  31. Answer: B In the pre-term infant the prone position increases oxygenation and lung compliance and decreases energy expenditure. The prone position also facilitates drainage of respiratory secretions. The supine position should be used for sleep when infants have recovered enough to tolerate it. The book does not recommend the Trendelenburg or sitting up position to promote drainage. (Murray, p 767)

  32. 16. The nurse is caring for a pre-term infant and notes the infant has had urine output > 5 ml/kg/hr, bulging fontanels, edema, and difficulty breathing. The priority nursing intervention would be: • check the fluids and current rate of infusion. • perform a complete physical assessment. • notify the physician. • reassess the client in one hour.

  33. Answer: A The client is exhibiting signs of over-hydration. The nurse must carefully regulate IV fluids to help prevent fluid volume overload. Performing a complete assessment and notifying the physician are both important, but the priority is making sure the fluids are infusing at the correct rate. (Murray, p.770)

  34. 17. The mother of a pre-term infant is visiting her child in the NICU. She asks if it would be okay to bring her 6 year old twins to visit the new baby. The correct response by the nurse would be • “Sure they can come anytime to visit!” • “They cannot come and visit the new baby, I'm sorry.” • “They may come to visit during times of care, so we do not disturb your baby's rest.” • “Let me call the doctor and ask.”

  35. Answer: C Rationale: Pre-term infants need scheduled quiet periods when lights and noise in the unit are kept at a minimum to promote rest.  Nurses should take care to reduce stimuli for the pre-term infants.  (Murray pg. 774)

  36. 18. The mother of a pre-term infant is concerned when her pre-term infant has his hands near his face and mouth. "Won't he scratch himself?" The nurse’s best response would be: • “This brings comfort to your child, and helps with development.” • “You’re right, let’s move his hands away from his mouth.” • “I will swaddle the baby tightly to keep his hands at his sides.” • “It's fine, don't worry about it.”

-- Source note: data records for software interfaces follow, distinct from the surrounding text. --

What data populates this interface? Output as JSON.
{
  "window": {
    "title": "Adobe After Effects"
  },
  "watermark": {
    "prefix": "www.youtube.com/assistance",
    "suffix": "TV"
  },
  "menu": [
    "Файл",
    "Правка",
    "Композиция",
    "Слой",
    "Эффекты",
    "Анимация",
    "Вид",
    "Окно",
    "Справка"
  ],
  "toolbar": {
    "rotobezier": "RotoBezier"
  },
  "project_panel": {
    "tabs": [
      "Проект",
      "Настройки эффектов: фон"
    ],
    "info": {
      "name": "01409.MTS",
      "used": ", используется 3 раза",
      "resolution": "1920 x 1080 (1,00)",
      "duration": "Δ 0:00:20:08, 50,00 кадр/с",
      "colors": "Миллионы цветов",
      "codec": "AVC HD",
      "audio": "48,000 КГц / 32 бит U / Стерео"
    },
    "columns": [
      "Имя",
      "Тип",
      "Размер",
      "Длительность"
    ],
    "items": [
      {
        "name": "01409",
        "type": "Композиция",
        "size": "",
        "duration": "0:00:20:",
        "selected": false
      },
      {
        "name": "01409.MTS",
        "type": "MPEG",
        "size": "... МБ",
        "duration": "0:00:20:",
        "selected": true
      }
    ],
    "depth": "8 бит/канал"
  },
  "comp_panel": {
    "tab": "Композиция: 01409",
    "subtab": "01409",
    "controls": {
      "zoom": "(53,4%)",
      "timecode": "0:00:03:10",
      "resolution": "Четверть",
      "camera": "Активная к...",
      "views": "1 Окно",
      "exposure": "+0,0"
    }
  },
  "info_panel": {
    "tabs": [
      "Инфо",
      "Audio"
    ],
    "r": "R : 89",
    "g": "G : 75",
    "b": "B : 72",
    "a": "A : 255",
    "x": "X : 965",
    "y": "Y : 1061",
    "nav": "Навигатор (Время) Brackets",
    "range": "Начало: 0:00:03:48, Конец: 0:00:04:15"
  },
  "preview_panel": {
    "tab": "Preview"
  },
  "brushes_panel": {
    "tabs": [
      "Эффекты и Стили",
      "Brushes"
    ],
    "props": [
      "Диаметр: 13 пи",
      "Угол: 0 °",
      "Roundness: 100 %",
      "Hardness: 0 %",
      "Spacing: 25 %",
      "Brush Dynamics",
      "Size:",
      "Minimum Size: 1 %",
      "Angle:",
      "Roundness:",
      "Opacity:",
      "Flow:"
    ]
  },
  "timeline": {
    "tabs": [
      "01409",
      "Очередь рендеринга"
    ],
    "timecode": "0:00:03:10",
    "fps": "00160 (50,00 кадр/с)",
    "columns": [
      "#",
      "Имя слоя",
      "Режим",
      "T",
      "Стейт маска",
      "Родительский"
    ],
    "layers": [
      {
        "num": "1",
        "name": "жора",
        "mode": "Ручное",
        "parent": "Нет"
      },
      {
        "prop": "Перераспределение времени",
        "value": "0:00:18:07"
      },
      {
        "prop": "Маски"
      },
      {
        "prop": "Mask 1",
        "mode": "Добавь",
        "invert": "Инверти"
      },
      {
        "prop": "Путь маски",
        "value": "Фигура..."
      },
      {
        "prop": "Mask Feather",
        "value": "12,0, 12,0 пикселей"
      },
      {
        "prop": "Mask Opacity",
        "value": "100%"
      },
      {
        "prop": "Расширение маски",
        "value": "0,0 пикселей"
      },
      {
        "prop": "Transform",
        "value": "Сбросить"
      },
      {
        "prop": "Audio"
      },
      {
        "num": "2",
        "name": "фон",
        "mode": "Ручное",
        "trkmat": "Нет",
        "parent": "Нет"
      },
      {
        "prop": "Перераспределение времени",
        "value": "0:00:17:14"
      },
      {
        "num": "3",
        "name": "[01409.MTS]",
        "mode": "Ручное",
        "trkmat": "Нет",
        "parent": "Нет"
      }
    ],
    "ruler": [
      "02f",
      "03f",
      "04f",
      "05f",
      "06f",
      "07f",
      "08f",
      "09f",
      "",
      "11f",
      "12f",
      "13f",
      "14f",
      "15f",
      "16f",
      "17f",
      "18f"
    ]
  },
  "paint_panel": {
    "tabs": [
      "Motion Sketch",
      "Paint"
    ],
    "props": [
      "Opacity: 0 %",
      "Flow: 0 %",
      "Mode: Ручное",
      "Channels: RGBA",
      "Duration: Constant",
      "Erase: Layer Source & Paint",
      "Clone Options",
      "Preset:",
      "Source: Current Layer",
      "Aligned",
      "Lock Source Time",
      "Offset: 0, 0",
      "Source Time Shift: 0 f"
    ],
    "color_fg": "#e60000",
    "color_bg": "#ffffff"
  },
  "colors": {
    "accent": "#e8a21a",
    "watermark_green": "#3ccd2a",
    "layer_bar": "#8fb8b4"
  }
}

  37. Answer: A Rationale: Pre-term infants should have the extremities flexed and the hands placed near the mouth to allow the infant to suck the hands to comfort and for hand to mouth activity which helps with motor development. (Murray pg. 774)

  38. How did you do? This was only a test. In the case of missing more than 4 questions, we ask that you return to your assigned reading materials of Chapter 29 in the Murray textbook, Foundations of Maternal-Newborn Nursing.